So you’re thinking of repainting a room in your home and you want to do it yourself. You’ve never tried painting before and, understandably, you don’t know where to begin. Right off the bat, congratulations! Your willingness to learn and try something new is already commendable. And don’t worry, the Let It B blog is here for you. Welcome to your beginner-friendly guide to repainting!
This step-by-step guide will give you the basic procedure for repainting an interior concrete surface—say, for instance, a wall in your bedroom or living room. There can be a lot more that goes into repainting (you’ll see what I mean later on), but for now, this should give you a good overview and starting point. Ready? Let’s paint!
Step 1: Examine Your Wall
The first thing you have to do is to take a good look at the wall or room you want to repaint. You need to check if the paint is still in good condition. This would mean it’s free from common paint problems like peeling, chalking, blistering, and mildew (find a more comprehensive list here).
Simply put, proceed to step 2 if the wall resembles what it looked like the last time it was freshly painted, perhaps just a bit dusty and dirty now. Otherwise, if you do see signs of paint problems, it will have to be fixed first before you can repaint. For those new to home painting, it’s best to consult with a professional on what to do with a troubled wall before continuing on with your repainting project especially since some paint problems are not as straightforward to solve as scraping off the old paint.
Step 2: Pick Your Paint Wisely
You probably already have a color in mind for your walls (if not, find color inspiration here). But, unfortunately, picking a paint can to buy isn’t as simple as choosing a color.
A. Paint Compatibility
Your chosen paint should be compatible with both the surface you’re applying it on—in this case, concrete—and the type of paint already on your walls. For this project, your safest bets would be Boysen Permacoat, Boysen Healthy Home, and Virtuoso Silk Touch which all come in a range of readily available colors. These are made to be applied on concrete and drywall, and they’re a type of paint (water-based acrylic to be exact) that can be applied over most other types of paint.
Take note, bad paint compatibility will lead to a host of other problems. When in doubt, always consult with a professional.
B. Primer for a Lighter Color Over a Darker One
If your chosen color is lighter than your existing paint color, you will also need paint primer such as the Boysen Permacoat Flat Latex B-701 (read up on primers here). It comes in white and is applied before the topcoat (a.k.a. your chosen color) to ensure your old color will not be seen through your new one.
Step 3: Prep Your Wall for Repainting
Now that you know your walls are in good condition for repainting and you have carefully chosen your can of paint, the next step is to do prep work. The aim is to have a smooth, clean wall for the new layer of paint to go on. Here’s what you have to do:
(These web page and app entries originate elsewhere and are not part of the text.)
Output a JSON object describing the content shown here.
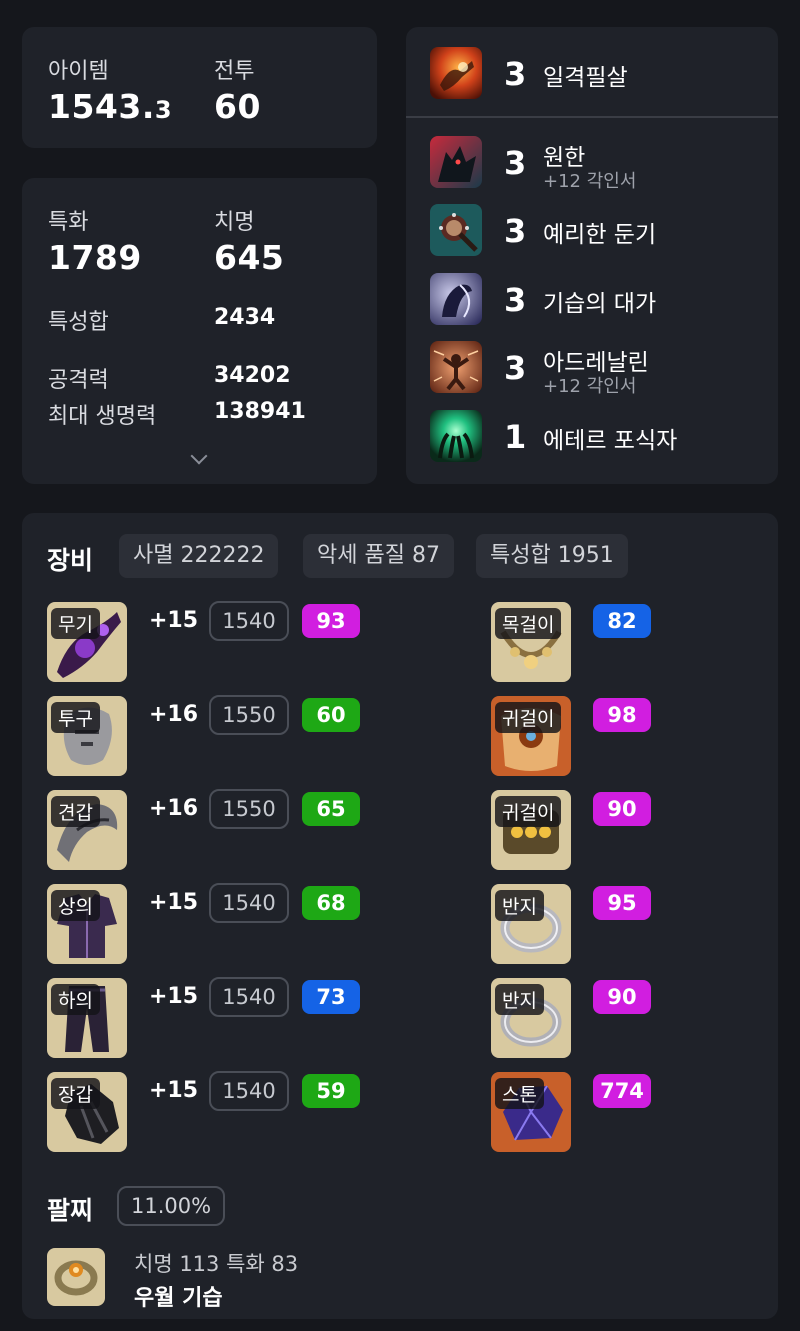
{
  "summary": {
    "item_label": "아이템",
    "item_value_main": "1543.",
    "item_value_frac": "3",
    "combat_label": "전투",
    "combat_value": "60"
  },
  "stats": {
    "spec_label": "특화",
    "spec_value": "1789",
    "crit_label": "치명",
    "crit_value": "645",
    "total_label": "특성합",
    "total_value": "2434",
    "attack_label": "공격력",
    "attack_value": "34202",
    "hp_label": "최대 생명력",
    "hp_value": "138941"
  },
  "engravings": [
    {
      "level": "3",
      "name": "일격필살",
      "sub": ""
    },
    {
      "level": "3",
      "name": "원한",
      "sub": "+12 각인서"
    },
    {
      "level": "3",
      "name": "예리한 둔기",
      "sub": ""
    },
    {
      "level": "3",
      "name": "기습의 대가",
      "sub": ""
    },
    {
      "level": "3",
      "name": "아드레날린",
      "sub": "+12 각인서"
    },
    {
      "level": "1",
      "name": "에테르 포식자",
      "sub": ""
    }
  ],
  "equipment": {
    "title": "장비",
    "chips": [
      "사멸 222222",
      "악세 품질 87",
      "특성합 1951"
    ],
    "armor": [
      {
        "tag": "무기",
        "plus": "+15",
        "level": "1540",
        "quality": "93",
        "qcolor": "purple"
      },
      {
        "tag": "투구",
        "plus": "+16",
        "level": "1550",
        "quality": "60",
        "qcolor": "green"
      },
      {
        "tag": "견갑",
        "plus": "+16",
        "level": "1550",
        "quality": "65",
        "qcolor": "green"
      },
      {
        "tag": "상의",
        "plus": "+15",
        "level": "1540",
        "quality": "68",
        "qcolor": "green"
      },
      {
        "tag": "하의",
        "plus": "+15",
        "level": "1540",
        "quality": "73",
        "qcolor": "blue"
      },
      {
        "tag": "장갑",
        "plus": "+15",
        "level": "1540",
        "quality": "59",
        "qcolor": "green"
      }
    ],
    "accessories": [
      {
        "tag": "목걸이",
        "quality": "82",
        "qcolor": "blue"
      },
      {
        "tag": "귀걸이",
        "quality": "98",
        "qcolor": "purple"
      },
      {
        "tag": "귀걸이",
        "quality": "90",
        "qcolor": "purple"
      },
      {
        "tag": "반지",
        "quality": "95",
        "qcolor": "purple"
      },
      {
        "tag": "반지",
        "quality": "90",
        "qcolor": "purple"
      },
      {
        "tag": "스톤",
        "quality": "774",
        "qcolor": "purple"
      }
    ]
  },
  "bracelet": {
    "title": "팔찌",
    "percent": "11.00%",
    "line1": "치명 113  특화 83",
    "line2": "우월  기습"
  }
}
- Wipe the walls clean to remove dust and dirt. Use water and mild detergent if necessary
- Lightly sand the walls to help ensure your new paint adheres to the surface. Then, wipe away the sanding dust
- For minor imperfections such as hairline cracks, apply putty to the area such as the Boysen Masonry B-7311 (read up on putty here). After the putty has dried, sand where you puttied so the surface is even. Wipe away the sanding dust
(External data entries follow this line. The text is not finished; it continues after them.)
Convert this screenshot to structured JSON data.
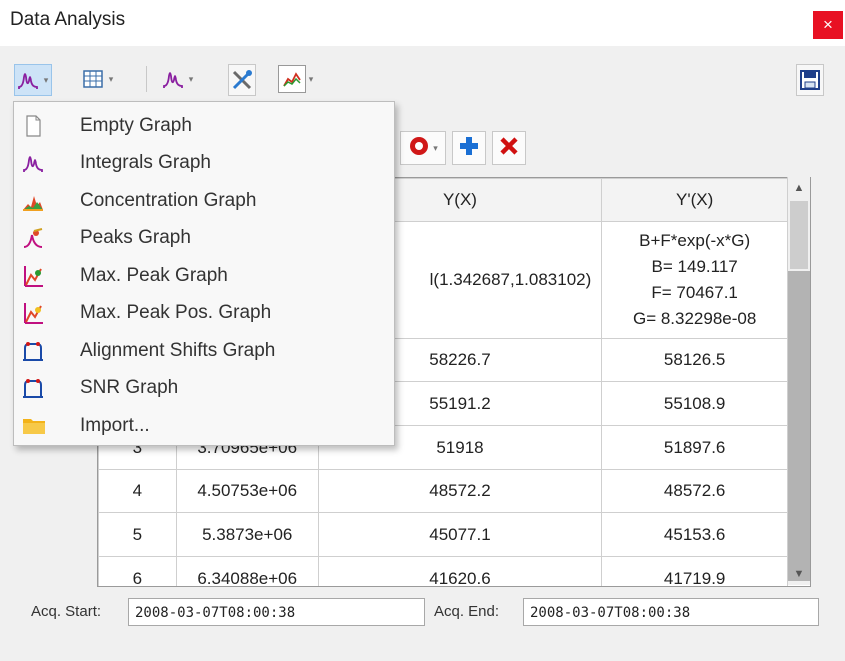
{
  "window": {
    "title": "Data Analysis",
    "close_glyph": "×"
  },
  "toolbar": {
    "buttons": [
      {
        "icon": "graph-icon",
        "has_dropdown": true
      },
      {
        "icon": "table-icon",
        "has_dropdown": true
      },
      {
        "icon": "graph-icon",
        "has_dropdown": true
      },
      {
        "icon": "tools-icon",
        "has_dropdown": false
      },
      {
        "icon": "chart-icon",
        "has_dropdown": true
      }
    ],
    "save_icon": "save-icon"
  },
  "action_bar": {
    "icons": [
      "settings-icon",
      "add-icon",
      "delete-icon"
    ]
  },
  "menu": {
    "items": [
      {
        "label": "Empty Graph",
        "icon": "empty-page-icon"
      },
      {
        "label": "Integrals Graph",
        "icon": "integrals-icon"
      },
      {
        "label": "Concentration Graph",
        "icon": "concentration-icon"
      },
      {
        "label": "Peaks Graph",
        "icon": "peaks-icon"
      },
      {
        "label": "Max. Peak Graph",
        "icon": "max-peak-icon"
      },
      {
        "label": "Max. Peak Pos. Graph",
        "icon": "max-peak-pos-icon"
      },
      {
        "label": "Alignment Shifts Graph",
        "icon": "alignment-icon"
      },
      {
        "label": "SNR Graph",
        "icon": "snr-icon"
      },
      {
        "label": "Import...",
        "icon": "folder-icon"
      }
    ]
  },
  "table": {
    "headers": [
      "",
      "",
      "Y(X)",
      "Y'(X)"
    ],
    "fit_row": {
      "yx": "l(1.342687,1.083102)",
      "ypx": [
        "B+F*exp(-x*G)",
        "B= 149.117",
        "F= 70467.1",
        "G= 8.32298e-08"
      ]
    },
    "rows": [
      {
        "idx": "",
        "x": "",
        "yx": "58226.7",
        "ypx": "58126.5"
      },
      {
        "idx": "",
        "x": "",
        "yx": "55191.2",
        "ypx": "55108.9"
      },
      {
        "idx": "3",
        "x": "3.70965e+06",
        "yx": "51918",
        "ypx": "51897.6"
      },
      {
        "idx": "4",
        "x": "4.50753e+06",
        "yx": "48572.2",
        "ypx": "48572.6"
      },
      {
        "idx": "5",
        "x": "5.3873e+06",
        "yx": "45077.1",
        "ypx": "45153.6"
      },
      {
        "idx": "6",
        "x": "6.34088e+06",
        "yx": "41620.6",
        "ypx": "41719.9"
      }
    ]
  },
  "footer": {
    "acq_start_label": "Acq. Start:",
    "acq_start_value": "2008-03-07T08:00:38",
    "acq_end_label": "Acq. End:",
    "acq_end_value": "2008-03-07T08:00:38"
  },
  "colors": {
    "close": "#e81123",
    "graph_icon": "#8a1fa0",
    "add": "#1a6fd4",
    "delete": "#d01010"
  }
}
You’re almost ready to start painting. On to the next step!
Step 4: Set Boundaries
Repainting a room can get messy. You want to lessen the chaos and be as neat as possible. Here’s what to do:
- Clear out, move away, or cover the furniture in the room. Think of it this way: It’s less of a hassle than having to remove paint stains on your coffee table
- With painter’s tape (masking tape can also work), cover wall sockets and light switches
- Apply tape to wall edges such as where the wall meets the ceiling or if there are adjacent walls you don’t want to get paint on
- Take scrap cardboard (as newspapers tend to tear and move around) and lay it on the floor space where you will be painting making sure to tape it down as well
And, you’re ready to paint!
Step 5: Finally, Repaint!
You’ve made it! It’s finally time to paint. Before anything else, if you’ve chosen a lighter color or shade from the one currently on your wall, you’ll need to apply primer first (see step 2 of this guide). You’ll be in the clear to apply your topcoat once your primer is dry.
To apply paint, for both primer and topcoat, start by painting the edges along your painter’s tape using a paint brush. Then with a paint roller, roll the paint onto your wall in an “M pattern”— that’s as if you were writing big, thin letter Ms on your wall. (Check out this video to see how it’s done.)
A second, or even third, coat of paint is often necessary to get your wall as good-looking as possible. It should say on your paint can how many hours you will have to wait before the paint is dry enough for you to apply another coating. Remember to remove the painter’s tape when the paint still feels just a little bit wet. Then, all that’s left is to clean up and wait for your wall to completely dry!
Good luck! You got this! If you want to grow your painting know-how even more, the Painting Tips section of Let It B is a great place for it. And, if you have any painting questions or inquiries about Boysen products, our technical team will be happy to assist you. Send an email to firstname.lastname@example.org or call (02) 8363-9738 local 413 to 418 during office hours for a one-on-one consultation.